An exact copy of the records is required, minus the pictures they hold.

━━━ Raw data

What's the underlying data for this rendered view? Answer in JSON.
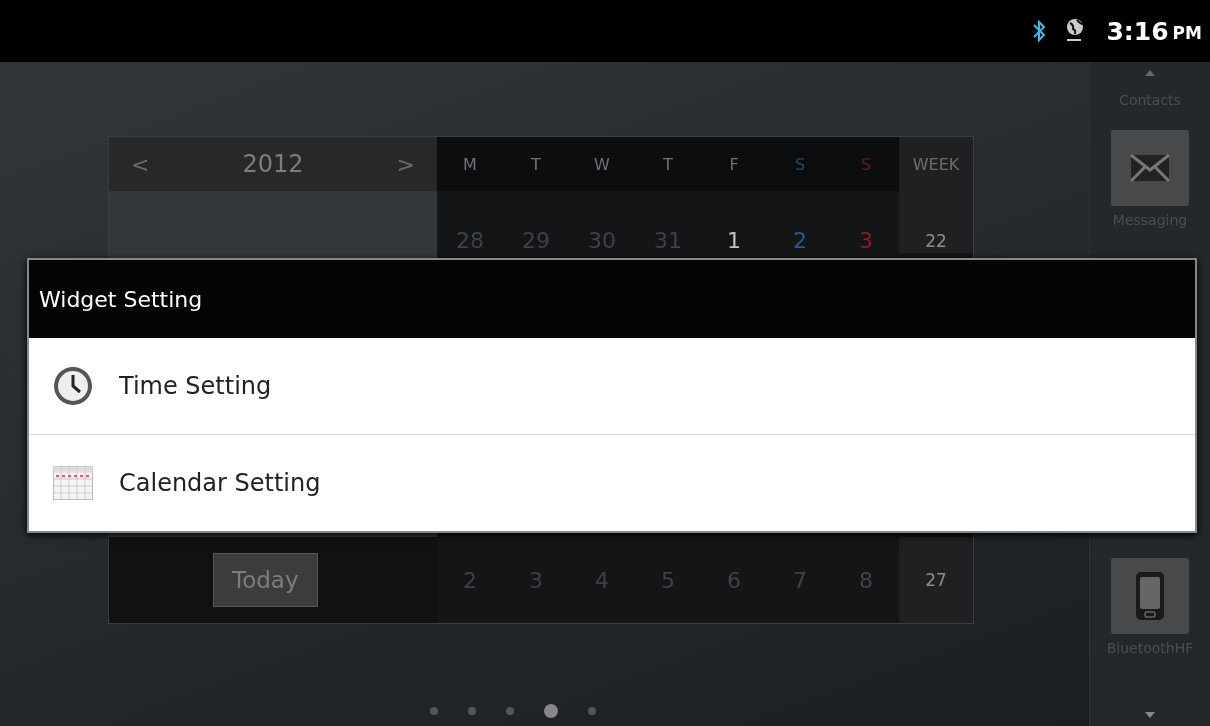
{
  "status_bar": {
    "time": "3:16",
    "ampm": "PM"
  },
  "calendar": {
    "year": "2012",
    "prev": "<",
    "next": ">",
    "day_headers": [
      {
        "label": "M",
        "kind": "weekday"
      },
      {
        "label": "T",
        "kind": "weekday"
      },
      {
        "label": "W",
        "kind": "weekday"
      },
      {
        "label": "T",
        "kind": "weekday"
      },
      {
        "label": "F",
        "kind": "weekday"
      },
      {
        "label": "S",
        "kind": "saturday"
      },
      {
        "label": "S",
        "kind": "sunday"
      }
    ],
    "week_header": "WEEK",
    "rows": [
      {
        "days": [
          {
            "label": "28",
            "kind": "other"
          },
          {
            "label": "29",
            "kind": "other"
          },
          {
            "label": "30",
            "kind": "other"
          },
          {
            "label": "31",
            "kind": "other"
          },
          {
            "label": "1",
            "kind": "weekday"
          },
          {
            "label": "2",
            "kind": "saturday"
          },
          {
            "label": "3",
            "kind": "sunday"
          }
        ],
        "week": "22"
      },
      {
        "days": [
          {
            "label": "2",
            "kind": "other"
          },
          {
            "label": "3",
            "kind": "other"
          },
          {
            "label": "4",
            "kind": "other"
          },
          {
            "label": "5",
            "kind": "other"
          },
          {
            "label": "6",
            "kind": "other"
          },
          {
            "label": "7",
            "kind": "other"
          },
          {
            "label": "8",
            "kind": "other"
          }
        ],
        "week": "27"
      }
    ],
    "today_button": "Today"
  },
  "dock": {
    "items": [
      {
        "label": "Contacts",
        "kind": "none"
      },
      {
        "label": "Messaging",
        "kind": "mail"
      },
      {
        "label": "BluetoothHF",
        "kind": "phone"
      }
    ]
  },
  "page_dots": [
    {
      "selected": false
    },
    {
      "selected": false
    },
    {
      "selected": false
    },
    {
      "selected": true
    },
    {
      "selected": false
    }
  ],
  "dialog": {
    "title": "Widget Setting",
    "items": [
      {
        "label": "Time Setting",
        "kind": "clock"
      },
      {
        "label": "Calendar Setting",
        "kind": "calendar"
      }
    ]
  }
}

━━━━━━

• [Answer area]:
What's the underlying data for this rendered view? Answer in JSON.
{
  "status_bar": {
    "time": "3:16",
    "ampm": "PM"
  },
  "calendar": {
    "year": "2012",
    "prev": "<",
    "next": ">",
    "day_headers": [
      {
        "label": "M",
        "kind": "weekday"
      },
      {
        "label": "T",
        "kind": "weekday"
      },
      {
        "label": "W",
        "kind": "weekday"
      },
      {
        "label": "T",
        "kind": "weekday"
      },
      {
        "label": "F",
        "kind": "weekday"
      },
      {
        "label": "S",
        "kind": "saturday"
      },
      {
        "label": "S",
        "kind": "sunday"
      }
    ],
    "week_header": "WEEK",
    "rows": [
      {
        "days": [
          {
            "label": "28",
            "kind": "other"
          },
          {
            "label": "29",
            "kind": "other"
          },
          {
            "label": "30",
            "kind": "other"
          },
          {
            "label": "31",
            "kind": "other"
          },
          {
            "label": "1",
            "kind": "weekday"
          },
          {
            "label": "2",
            "kind": "saturday"
          },
          {
            "label": "3",
            "kind": "sunday"
          }
        ],
        "week": "22"
      },
      {
        "days": [
          {
            "label": "2",
            "kind": "other"
          },
          {
            "label": "3",
            "kind": "other"
          },
          {
            "label": "4",
            "kind": "other"
          },
          {
            "label": "5",
            "kind": "other"
          },
          {
            "label": "6",
            "kind": "other"
          },
          {
            "label": "7",
            "kind": "other"
          },
          {
            "label": "8",
            "kind": "other"
          }
        ],
        "week": "27"
      }
    ],
    "today_button": "Today"
  },
  "dock": {
    "items": [
      {
        "label": "Contacts",
        "kind": "none"
      },
      {
        "label": "Messaging",
        "kind": "mail"
      },
      {
        "label": "BluetoothHF",
        "kind": "phone"
      }
    ]
  },
  "page_dots": [
    {
      "selected": false
    },
    {
      "selected": false
    },
    {
      "selected": false
    },
    {
      "selected": true
    },
    {
      "selected": false
    }
  ],
  "dialog": {
    "title": "Widget Setting",
    "items": [
      {
        "label": "Time Setting",
        "kind": "clock"
      },
      {
        "label": "Calendar Setting",
        "kind": "calendar"
      }
    ]
  }
}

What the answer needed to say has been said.